Ripe for an upset without Berry, Tar Heels escape again

If theres one disputable fact that can be taken away from the two games the North Carolina basketball team played during the past week, its that the Tar Heels arent nearly as good without Joel Berry in the lineup as they are with him in it

Evan Pike—USA Today Sports
Dec 11

CHAPEL HILL — If there’s one disputable fact that can be taken away from the two games the North Carolina basketball team played during the past week, it’s that the Tar Heels aren’t nearly as good without Joel Berry in the lineup as they are with him in it. It was even more painfully obvious on Sunday against Tennessee than it was four days earlier in a narrow win against Davidson. UNC survived again without its on-court leader, rallying from a 15-point first half deficit to beat the Volunteers 73-71 at the Smith Center. But it was a struggle of epic proportions that ended up in the win column — at least in the estimation of coach Roy Williams — more by good fortune than skill of good coaching. “It’s pretty easy to figure out,” Williams said afterward. “That’s the luckiest I’ve ever been in 1,003 games (as a head coach). That’s flat out the bottom line truth. “We got a good start early in the second half, got some turnovers, got it back and made it a basketball game, then made a couple of plays at the end. I told (Tennessee coach Rick Barnes), that’s the luckiest I’ve ever been as a head coach in 29 years. It was a struggle.” The Tar Heels did overcome a lot of obstacles on their way to their 10th win in 11 games this season, many of them of their own doing. Their defense, or what little of it there was, allowed the Vols to shoot a blistering 65.4 percent in the first half while on the other end of the court, veteran leaders Justin Jackson and Nate Britt combined to go just 7 of 25 from the floor. Starting big men Kennedy Meeks and Isaiah Hicks played only 16 and 14 minutes respectively because of foul trouble and ineffectiveness. And even when they were on the floor they were often more of a hinderance than a help — to the point that Williams told them “if you’re not going to give us anything, don’t stay in the lane all day.” They eventually did, opening up the middle for UNC’s perimeter players to start attacking the rim rather than standing out behind the 3-point line and missing jumpers. The Tar Heels were just 2 of 17 from beyond the arc.
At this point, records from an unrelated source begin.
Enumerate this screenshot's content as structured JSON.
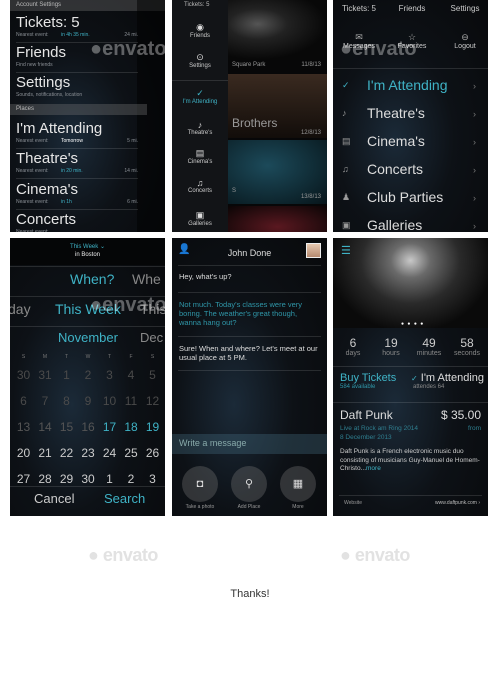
{
  "accent": "#3fb3c6",
  "menu_screen": {
    "sections": [
      "Account Settings",
      "Places"
    ],
    "items": [
      {
        "title": "Tickets: 5",
        "sub": "Nearest event:",
        "highlight": "in 4h 35 min.",
        "dist": "24 mi."
      },
      {
        "title": "Friends",
        "sub": "Find new friends"
      },
      {
        "title": "Settings",
        "sub": "Sounds, notifications, location"
      },
      {
        "title": "I'm Attending",
        "sub": "Nearest event:",
        "highlight": "Tomorrow",
        "dist": "5 mi."
      },
      {
        "title": "Theatre's",
        "sub": "Nearest event:",
        "highlight": "in 20 min.",
        "dist": "14 mi."
      },
      {
        "title": "Cinema's",
        "sub": "Nearest event:",
        "highlight": "in 1h",
        "dist": "6 mi."
      },
      {
        "title": "Concerts",
        "sub": "Nearest event:"
      }
    ]
  },
  "sidebar_screen": {
    "top": "Tickets: 5",
    "items": [
      {
        "label": "Friends",
        "icon": "user-icon"
      },
      {
        "label": "Settings",
        "icon": "gear-icon"
      },
      {
        "label": "I'm Attending",
        "icon": "check-circle-icon"
      },
      {
        "label": "Theatre's",
        "icon": "mask-icon"
      },
      {
        "label": "Cinema's",
        "icon": "film-icon"
      },
      {
        "label": "Concerts",
        "icon": "music-icon"
      },
      {
        "label": "Galleries",
        "icon": "gallery-icon"
      }
    ],
    "events": [
      {
        "name": "Square Park",
        "date": "11/8/13"
      },
      {
        "name": "Brothers",
        "date": "12/8/13"
      },
      {
        "name": "S",
        "date": "13/8/13"
      }
    ]
  },
  "grid_screen": {
    "top": [
      "Tickets: 5",
      "Friends",
      "Settings"
    ],
    "actions": [
      {
        "label": "Messages",
        "icon": "envelope-icon"
      },
      {
        "label": "Favorites",
        "icon": "star-icon"
      },
      {
        "label": "Logout",
        "icon": "logout-icon"
      }
    ],
    "items": [
      {
        "label": "I'm Attending",
        "icon": "check-circle-icon"
      },
      {
        "label": "Theatre's",
        "icon": "mask-icon"
      },
      {
        "label": "Cinema's",
        "icon": "film-icon"
      },
      {
        "label": "Concerts",
        "icon": "music-icon"
      },
      {
        "label": "Club Parties",
        "icon": "club-icon"
      },
      {
        "label": "Galleries",
        "icon": "gallery-icon"
      }
    ]
  },
  "calendar_screen": {
    "filter": "This Week",
    "location": "in Boston",
    "when_row": [
      "When?",
      "Whe"
    ],
    "range_row": [
      "day",
      "This Week",
      "This"
    ],
    "month_row": [
      "November",
      "Dec"
    ],
    "weekdays": [
      "S",
      "M",
      "T",
      "W",
      "T",
      "F",
      "S"
    ],
    "weeks": [
      [
        "30",
        "31",
        "1",
        "2",
        "3",
        "4",
        "5"
      ],
      [
        "6",
        "7",
        "8",
        "9",
        "10",
        "11",
        "12"
      ],
      [
        "13",
        "14",
        "15",
        "16",
        "17",
        "18",
        "19"
      ],
      [
        "20",
        "21",
        "22",
        "23",
        "24",
        "25",
        "26"
      ],
      [
        "27",
        "28",
        "29",
        "30",
        "1",
        "2",
        "3"
      ]
    ],
    "cancel": "Cancel",
    "search": "Search"
  },
  "chat_screen": {
    "contact": "John Done",
    "messages": [
      {
        "text": "Hey, what's up?",
        "mine": false
      },
      {
        "text": "Not much. Today's classes were very boring. The weather's great though, wanna hang out?",
        "mine": true
      },
      {
        "text": "Sure! When and where? Let's meet at our usual place at 5 PM.",
        "mine": false
      }
    ],
    "placeholder": "Write a message",
    "actions": [
      {
        "label": "Take a photo",
        "icon": "camera-icon"
      },
      {
        "label": "Add Place",
        "icon": "pin-icon"
      },
      {
        "label": "More",
        "icon": "grid-icon"
      }
    ]
  },
  "event_screen": {
    "countdown": [
      {
        "v": "6",
        "u": "days"
      },
      {
        "v": "19",
        "u": "hours"
      },
      {
        "v": "49",
        "u": "minutes"
      },
      {
        "v": "58",
        "u": "seconds"
      }
    ],
    "buy": "Buy Tickets",
    "available": "584 available",
    "attending": "I'm Attending",
    "attendees": "attendes 64",
    "name": "Daft Punk",
    "price": "$ 35.00",
    "from": "from",
    "venue": "Live at Rock am Ring 2014",
    "date": "8 December 2013",
    "desc": "Daft Punk is a French electronic music duo consisting of musicians Guy-Manuel de Homem-Christo...",
    "more": "more",
    "website_label": "Website",
    "website": "www.daftpunk.com"
  },
  "watermark": "envato",
  "thanks": "Thanks!"
}
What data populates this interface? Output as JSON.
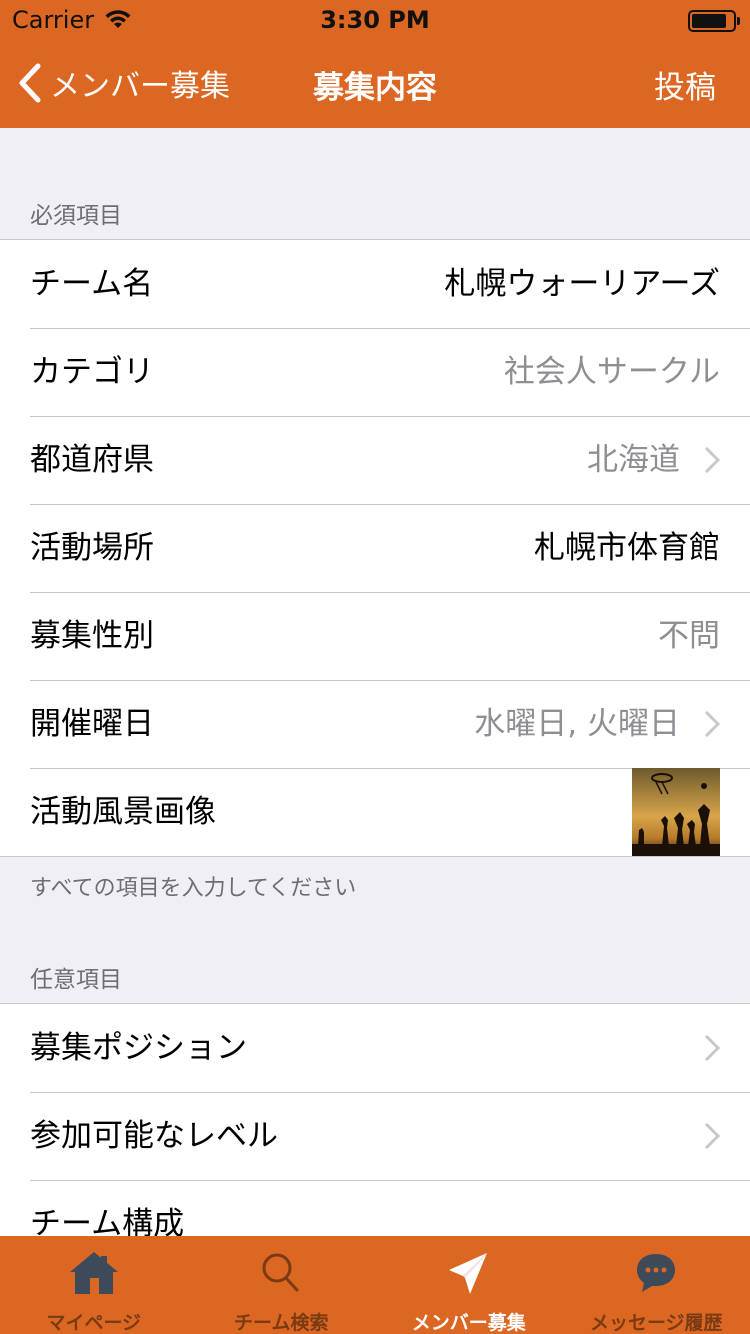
{
  "status_bar": {
    "carrier": "Carrier",
    "time": "3:30 PM",
    "battery_level": 0.85
  },
  "nav": {
    "back_label": "メンバー募集",
    "title": "募集内容",
    "post_label": "投稿"
  },
  "required": {
    "header": "必須項目",
    "rows": [
      {
        "label": "チーム名",
        "value": "札幌ウォーリアーズ"
      },
      {
        "label": "カテゴリ",
        "value": "社会人サークル"
      },
      {
        "label": "都道府県",
        "value": "北海道"
      },
      {
        "label": "活動場所",
        "value": "札幌市体育館"
      },
      {
        "label": "募集性別",
        "value": "不問"
      },
      {
        "label": "開催曜日",
        "value": "水曜日, 火曜日"
      },
      {
        "label": "活動風景画像"
      }
    ],
    "footer": "すべての項目を入力してください"
  },
  "optional": {
    "header": "任意項目",
    "rows": [
      {
        "label": "募集ポジション"
      },
      {
        "label": "参加可能なレベル"
      },
      {
        "label": "チーム構成"
      }
    ]
  },
  "tabs": [
    {
      "label": "マイページ",
      "icon": "house-icon"
    },
    {
      "label": "チーム検索",
      "icon": "search-icon"
    },
    {
      "label": "メンバー募集",
      "icon": "paper-plane-icon",
      "active": true
    },
    {
      "label": "メッセージ履歴",
      "icon": "chat-bubble-icon"
    }
  ],
  "colors": {
    "accent": "#dc6723",
    "tab_inactive": "#7a3a12",
    "background": "#efeff4"
  }
}
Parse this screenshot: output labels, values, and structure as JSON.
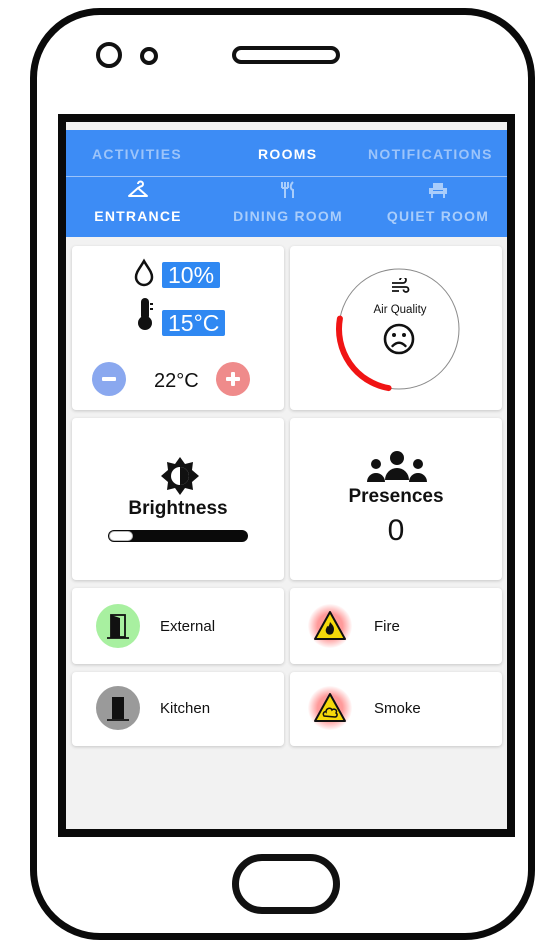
{
  "tabs": {
    "top": [
      "ACTIVITIES",
      "ROOMS",
      "NOTIFICATIONS"
    ],
    "active_top": "ROOMS",
    "rooms": [
      {
        "label": "ENTRANCE",
        "icon": "hanger-icon"
      },
      {
        "label": "DINING ROOM",
        "icon": "fork-knife-icon"
      },
      {
        "label": "QUIET ROOM",
        "icon": "armchair-icon"
      }
    ],
    "active_room": "ENTRANCE"
  },
  "climate": {
    "humidity": "10%",
    "temperature": "15°C",
    "setpoint": "22°C"
  },
  "air_quality": {
    "label": "Air Quality",
    "level": 0.25,
    "status": "bad",
    "arc_color": "#f01414"
  },
  "brightness": {
    "label": "Brightness",
    "level": 0.12
  },
  "presences": {
    "label": "Presences",
    "count": "0"
  },
  "sensors": [
    {
      "name": "External",
      "icon": "open-door-icon",
      "state": "open",
      "badge_color": "#a8f0a0"
    },
    {
      "name": "Fire",
      "icon": "fire-warning-icon",
      "state": "alarm",
      "badge_color": "#ff9a9a"
    },
    {
      "name": "Kitchen",
      "icon": "closed-door-icon",
      "state": "closed",
      "badge_color": "#9a9a9a"
    },
    {
      "name": "Smoke",
      "icon": "smoke-warning-icon",
      "state": "alarm",
      "badge_color": "#ff9a9a"
    }
  ],
  "colors": {
    "accent": "#3d8cf5",
    "pill": "#2f88f2",
    "minus": "#8aa8ef",
    "plus": "#ef8b8b",
    "alarm": "#f01414"
  }
}
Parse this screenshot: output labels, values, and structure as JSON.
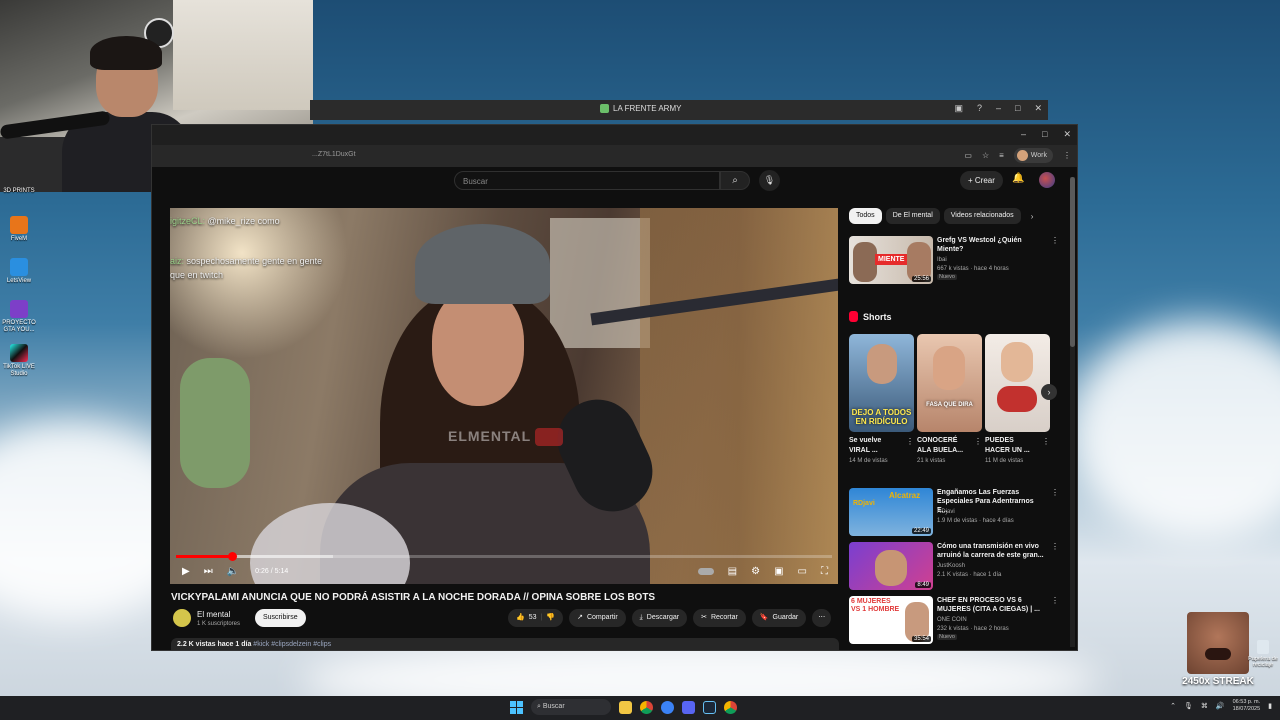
{
  "desktop": {
    "icons": [
      {
        "label": "3D PRINTS",
        "color": "#6b7c8c"
      },
      {
        "label": "FiveM",
        "color": "#e8751a"
      },
      {
        "label": "LetsView",
        "color": "#2a8fe0"
      },
      {
        "label": "PROYECTO GTA YOU...",
        "color": "#7d3fc8"
      },
      {
        "label": "TikTok LIVE Studio",
        "color": "#111111"
      }
    ],
    "streak_label": "2450x STREAK",
    "recycle_label": "Papelera de reciclaje"
  },
  "back_window": {
    "title": "LA FRENTE ARMY"
  },
  "browser": {
    "url": "...Z7tL1DuxGt",
    "profile": "Work"
  },
  "youtube": {
    "search_placeholder": "Buscar",
    "create_label": "Crear",
    "player": {
      "chat": [
        {
          "user": "igitzeCL:",
          "text": "@mike_rize como"
        },
        {
          "user": "aiz:",
          "text": "sospechosamente gente en gente que en twitch"
        }
      ],
      "watermark": "ELMENTAL",
      "time": "0:26 / 5:14",
      "progress": 0.085
    },
    "video_title": "VICKYPALAMI ANUNCIA QUE NO PODRÁ ASISTIR A LA NOCHE DORADA // OPINA SOBRE LOS BOTS",
    "channel": {
      "name": "El mental",
      "subs": "1 K suscriptores",
      "subscribe_label": "Suscribirse"
    },
    "actions": {
      "likes": "53",
      "share": "Compartir",
      "download": "Descargar",
      "clip": "Recortar",
      "save": "Guardar"
    },
    "description": {
      "views": "2.2 K vistas",
      "age": "hace 1 día",
      "tags": "#kick #clipsdelzein #clips"
    },
    "sidebar": {
      "chips": [
        "Todos",
        "De El mental",
        "Videos relacionados"
      ],
      "first_video": {
        "title": "Grefg VS Westcol ¿Quién Miente?",
        "channel": "Ibai",
        "meta": "667 k vistas · hace 4 horas",
        "badge": "Nuevo",
        "duration": "25:56",
        "thumb_caption": "MIENTE"
      },
      "shorts_title": "Shorts",
      "shorts": [
        {
          "title": "Se vuelve VIRAL ...",
          "views": "14 M de vistas",
          "caption": "DEJO A TODOS EN RIDÍCULO",
          "color1": "#8fb6d9",
          "color2": "#3b5a7a"
        },
        {
          "title": "CONOCERÉ ALA BUELA...",
          "views": "21 k vistas",
          "caption": "FASA QUE DIRA",
          "color1": "#e9c7b0",
          "color2": "#b7856b"
        },
        {
          "title": "PUEDES HACER UN ...",
          "views": "11 M de vistas",
          "caption": "",
          "color1": "#f3ece6",
          "color2": "#c2312e"
        }
      ],
      "videos": [
        {
          "title": "Engañamos Las Fuerzas Especiales Para Adentrarnos E...",
          "channel": "RDjavi",
          "meta": "1.9 M de vistas · hace 4 días",
          "duration": "22:49",
          "thumb_caption": "Alcatraz",
          "color1": "#2f86d6",
          "color2": "#f2b400"
        },
        {
          "title": "Cómo una transmisión en vivo arruinó la carrera de este gran...",
          "channel": "JustKoosh",
          "meta": "2.1 K vistas · hace 1 día",
          "duration": "8:49",
          "thumb_caption": "",
          "color1": "#7a3fd0",
          "color2": "#d04090"
        },
        {
          "title": "CHEF EN PROCESO VS 6 MUJERES (CITA A CIEGAS) | ...",
          "channel": "ONE COIN",
          "meta": "232 k vistas · hace 2 horas",
          "duration": "35:54",
          "thumb_caption": "6 MUJERES VS 1 HOMBRE",
          "color1": "#ffffff",
          "color2": "#e13b3b",
          "badge": "Nuevo"
        }
      ]
    }
  },
  "taskbar": {
    "search_placeholder": "Buscar",
    "time": "06:53 p. m.",
    "date": "18/07/2025"
  }
}
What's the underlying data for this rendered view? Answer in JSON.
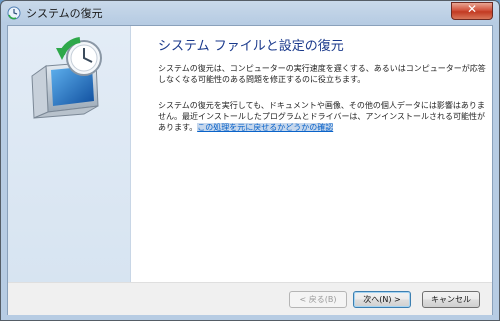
{
  "window": {
    "title": "システムの復元"
  },
  "main": {
    "heading": "システム ファイルと設定の復元",
    "para1": "システムの復元は、コンピューターの実行速度を遅くする、あるいはコンピューターが応答しなくなる可能性のある問題を修正するのに役立ちます。",
    "para2": "システムの復元を実行しても、ドキュメントや画像、その他の個人データには影響はありません。最近インストールしたプログラムとドライバーは、アンインストールされる可能性があります。",
    "link": "この処理を元に戻せるかどうかの確認"
  },
  "buttons": {
    "back": "< 戻る(B)",
    "next": "次へ(N) >",
    "cancel": "キャンセル"
  },
  "icons": {
    "title": "system-restore-icon",
    "hero": "system-restore-clock-icon",
    "close": "close-icon"
  }
}
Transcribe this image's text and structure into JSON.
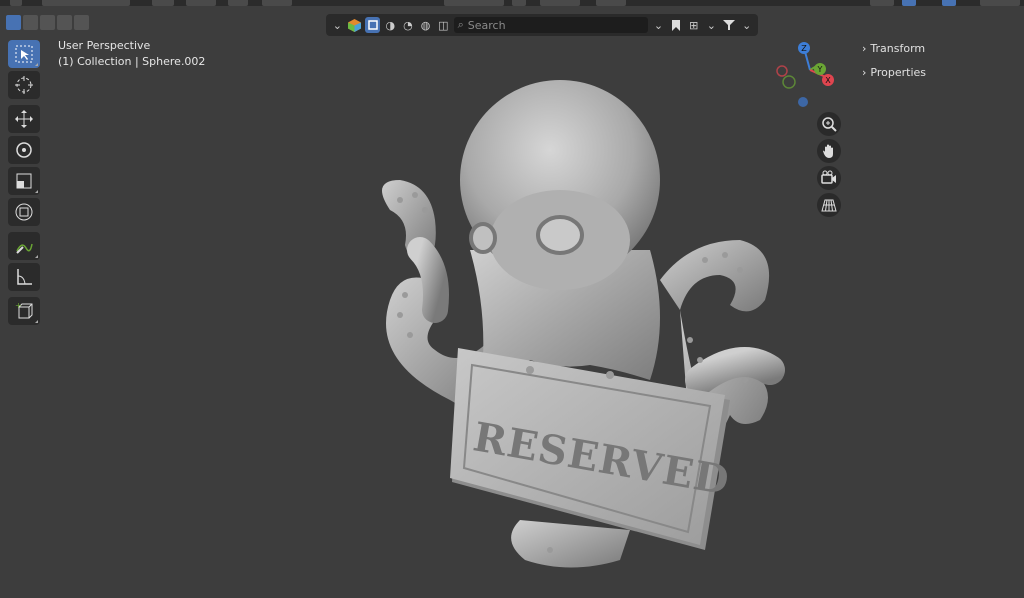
{
  "viewport": {
    "line1": "User Perspective",
    "line2": "(1) Collection | Sphere.002"
  },
  "header": {
    "search_placeholder": "Search"
  },
  "sidebar": {
    "transform_label": "Transform",
    "properties_label": "Properties"
  },
  "gizmo": {
    "z_label": "Z",
    "y_label": "Y",
    "x_label": "X"
  },
  "sign": {
    "text": "RESERVED"
  },
  "tools": [
    "select-box",
    "cursor",
    "move",
    "rotate",
    "scale",
    "transform",
    "annotate",
    "measure",
    "add-cube"
  ],
  "colors": {
    "accent": "#4772b3",
    "background": "#3d3d3d",
    "x_axis": "#e0454f",
    "y_axis": "#6aa534",
    "z_axis": "#3d7ed8"
  }
}
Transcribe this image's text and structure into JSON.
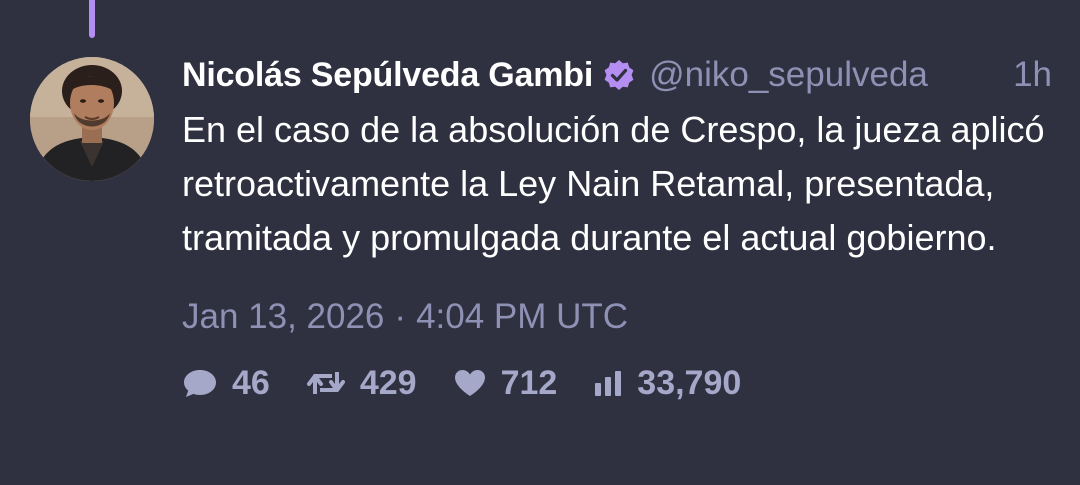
{
  "post": {
    "author": {
      "display_name": "Nicolás Sepúlveda Gambi",
      "handle": "@niko_sepulveda",
      "verified": true,
      "avatar_alt": "profile photo"
    },
    "time_ago": "1h",
    "text": "En el caso de la absolución de Crespo, la jueza aplicó retroactivamente la Ley Nain Retamal, presentada, tramitada y promulgada durante el actual gobierno.",
    "date": "Jan 13, 2026",
    "separator": "·",
    "time": "4:04 PM UTC",
    "stats": {
      "replies": "46",
      "reposts": "429",
      "likes": "712",
      "views": "33,790"
    }
  },
  "colors": {
    "background": "#2f3040",
    "accent": "#b48ef0",
    "muted_text": "#8f91b4",
    "stat_text": "#a6a8c9"
  },
  "icons": {
    "verified": "verified-badge-icon",
    "replies": "comment-icon",
    "reposts": "repost-icon",
    "likes": "heart-icon",
    "views": "bar-chart-icon"
  }
}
While luck did play a role in their winning rally, it took some strong plays from a couple of unlikely sources to finish off the Vols and avert disaster for the second straight game. The UNC comeback actually began before halftime following an 18-2 run that staked Tennessee to a 28-13 lead. Freshman guard Brandon Robinson came off the bench to pick up two assists and a driving basket to help his team shave the deficit down to single digits before the break. Robinson was again front-and-center in the final minute when his tip-in off a Britt miss finally gave the Tar Heels enough breathing room to hold on. All three of UNC’s freshmen contributed important plays down the stretch to help make up for their veteran teammates’ struggles and absence of their team’s best player — who was sitting on the bench in street clothes nursing a sprained left ankle. “The freshmen are great,” Britt said. “That’s two games in a row they’ve come off the bench and made contributions. All three of them are getting more comfortable.” Robinson finished with six points, three assists and three rebounds. Seventh Woods made all three of his shots for six points, including back-to-back drives midway through the second half when Tennessee (4-4) appeared to be regaining its momentum. Bradley had the biggest game of the three with 10 points and 10 rebounds, four of which came on the offensive glass. His most meaningful play, however, came on the game’s final possession when he got his hands up and blocked Lamonte Turner’s attempt at the tying basket along the left baseline. “It happened pretty fast,” Bradley said. “I knew I needed to help off my man, so I just put my hand up and the ball hit my hand.” The freshman center said he wasn’t thinking about the possibility of fouling Turner and sending him to the line. “I just wanted to block the shot,” he said. That determination seemed to rub off on the older members of the Tar Heels, several of whom rose to the occasions when their team needed it most. Britt, in particular, came up big — first on the defensive end with two key steals in the opening minutes of the second half, then by making three of his final four shots offensively. Jackson also made one of his few baskets count by scoring off a drive with 2:14 left to put UNC up for good at 70-69. “I think we did a good job of bringing that left in the second half,” Britt said. “But that’s how we have to start every ga